■ ACTION ITEM:
Without including any pictures, give back all of the data exactly.

^^^^

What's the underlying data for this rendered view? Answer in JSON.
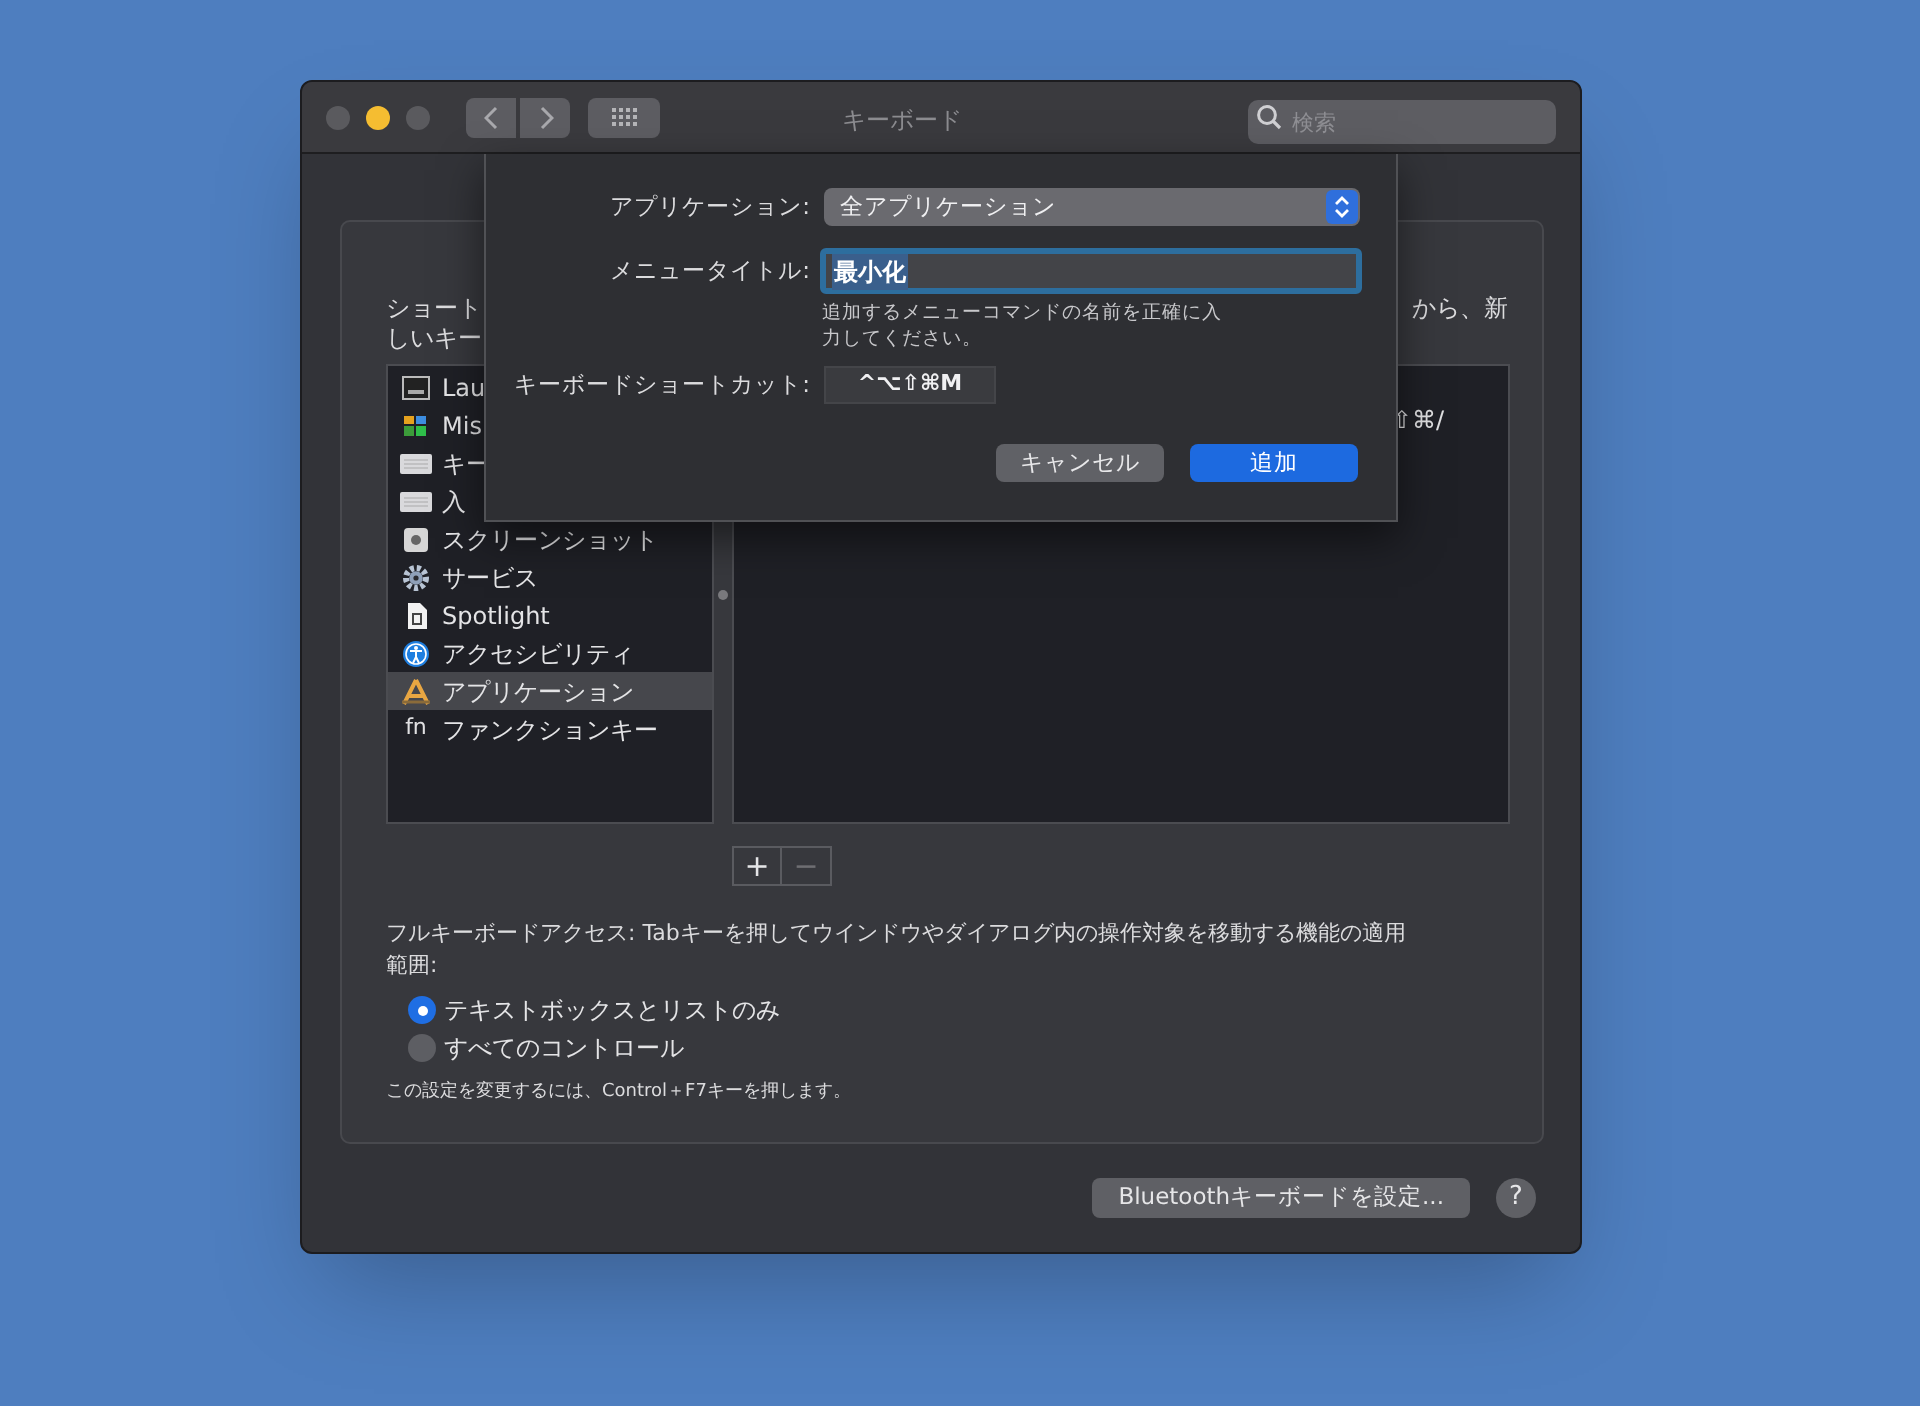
{
  "window": {
    "title": "キーボード",
    "search_placeholder": "検索"
  },
  "sheet": {
    "application_label": "アプリケーション:",
    "application_value": "全アプリケーション",
    "menu_title_label": "メニュータイトル:",
    "menu_title_value": "最小化",
    "hint": "追加するメニューコマンドの名前を正確に入力してください。",
    "shortcut_label": "キーボードショートカット:",
    "shortcut_value": "^⌥⇧⌘M",
    "buttons": [
      {
        "label": "キャンセル",
        "kind": "secondary"
      },
      {
        "label": "追加",
        "kind": "primary"
      }
    ]
  },
  "intro": {
    "left_lines": [
      "ショート",
      "しいキー"
    ],
    "right_line": "から、新"
  },
  "categories": [
    {
      "label": "Lau",
      "kind": "launchpad",
      "selected": false
    },
    {
      "label": "Mis",
      "kind": "mission",
      "selected": false
    },
    {
      "label": "キー",
      "kind": "keyboard",
      "selected": false
    },
    {
      "label": "入",
      "kind": "keyboard",
      "selected": false
    },
    {
      "label": "スクリーンショット",
      "kind": "screenshot",
      "selected": false
    },
    {
      "label": "サービス",
      "kind": "gear",
      "selected": false
    },
    {
      "label": "Spotlight",
      "kind": "spotlight",
      "selected": false
    },
    {
      "label": "アクセシビリティ",
      "kind": "accessibility",
      "selected": false
    },
    {
      "label": "アプリケーション",
      "kind": "app",
      "selected": true
    },
    {
      "label": "ファンクションキー",
      "kind": "fn",
      "icon_text": "fn",
      "selected": false
    }
  ],
  "shortcut_fragment": "⇧⌘/",
  "list_buttons": [
    "+",
    "−"
  ],
  "full_keyboard_access": {
    "description": "フルキーボードアクセス: Tabキーを押してウインドウやダイアログ内の操作対象を移動する機能の適用範囲:",
    "options": [
      {
        "label": "テキストボックスとリストのみ",
        "selected": true
      },
      {
        "label": "すべてのコントロール",
        "selected": false
      }
    ],
    "note": "この設定を変更するには、Control＋F7キーを押します。"
  },
  "bluetooth_button": "Bluetoothキーボードを設定...",
  "help_button": "?"
}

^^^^

■ PROBLEM SOLUTION:
What's the underlying data for this rendered view? Answer in JSON.
{
  "window": {
    "title": "キーボード",
    "search_placeholder": "検索"
  },
  "sheet": {
    "application_label": "アプリケーション:",
    "application_value": "全アプリケーション",
    "menu_title_label": "メニュータイトル:",
    "menu_title_value": "最小化",
    "hint": "追加するメニューコマンドの名前を正確に入力してください。",
    "shortcut_label": "キーボードショートカット:",
    "shortcut_value": "^⌥⇧⌘M",
    "buttons": [
      {
        "label": "キャンセル",
        "kind": "secondary"
      },
      {
        "label": "追加",
        "kind": "primary"
      }
    ]
  },
  "intro": {
    "left_lines": [
      "ショート",
      "しいキー"
    ],
    "right_line": "から、新"
  },
  "categories": [
    {
      "label": "Lau",
      "kind": "launchpad",
      "selected": false
    },
    {
      "label": "Mis",
      "kind": "mission",
      "selected": false
    },
    {
      "label": "キー",
      "kind": "keyboard",
      "selected": false
    },
    {
      "label": "入",
      "kind": "keyboard",
      "selected": false
    },
    {
      "label": "スクリーンショット",
      "kind": "screenshot",
      "selected": false
    },
    {
      "label": "サービス",
      "kind": "gear",
      "selected": false
    },
    {
      "label": "Spotlight",
      "kind": "spotlight",
      "selected": false
    },
    {
      "label": "アクセシビリティ",
      "kind": "accessibility",
      "selected": false
    },
    {
      "label": "アプリケーション",
      "kind": "app",
      "selected": true
    },
    {
      "label": "ファンクションキー",
      "kind": "fn",
      "icon_text": "fn",
      "selected": false
    }
  ],
  "shortcut_fragment": "⇧⌘/",
  "list_buttons": [
    "+",
    "−"
  ],
  "full_keyboard_access": {
    "description": "フルキーボードアクセス: Tabキーを押してウインドウやダイアログ内の操作対象を移動する機能の適用範囲:",
    "options": [
      {
        "label": "テキストボックスとリストのみ",
        "selected": true
      },
      {
        "label": "すべてのコントロール",
        "selected": false
      }
    ],
    "note": "この設定を変更するには、Control＋F7キーを押します。"
  },
  "bluetooth_button": "Bluetoothキーボードを設定...",
  "help_button": "?"
}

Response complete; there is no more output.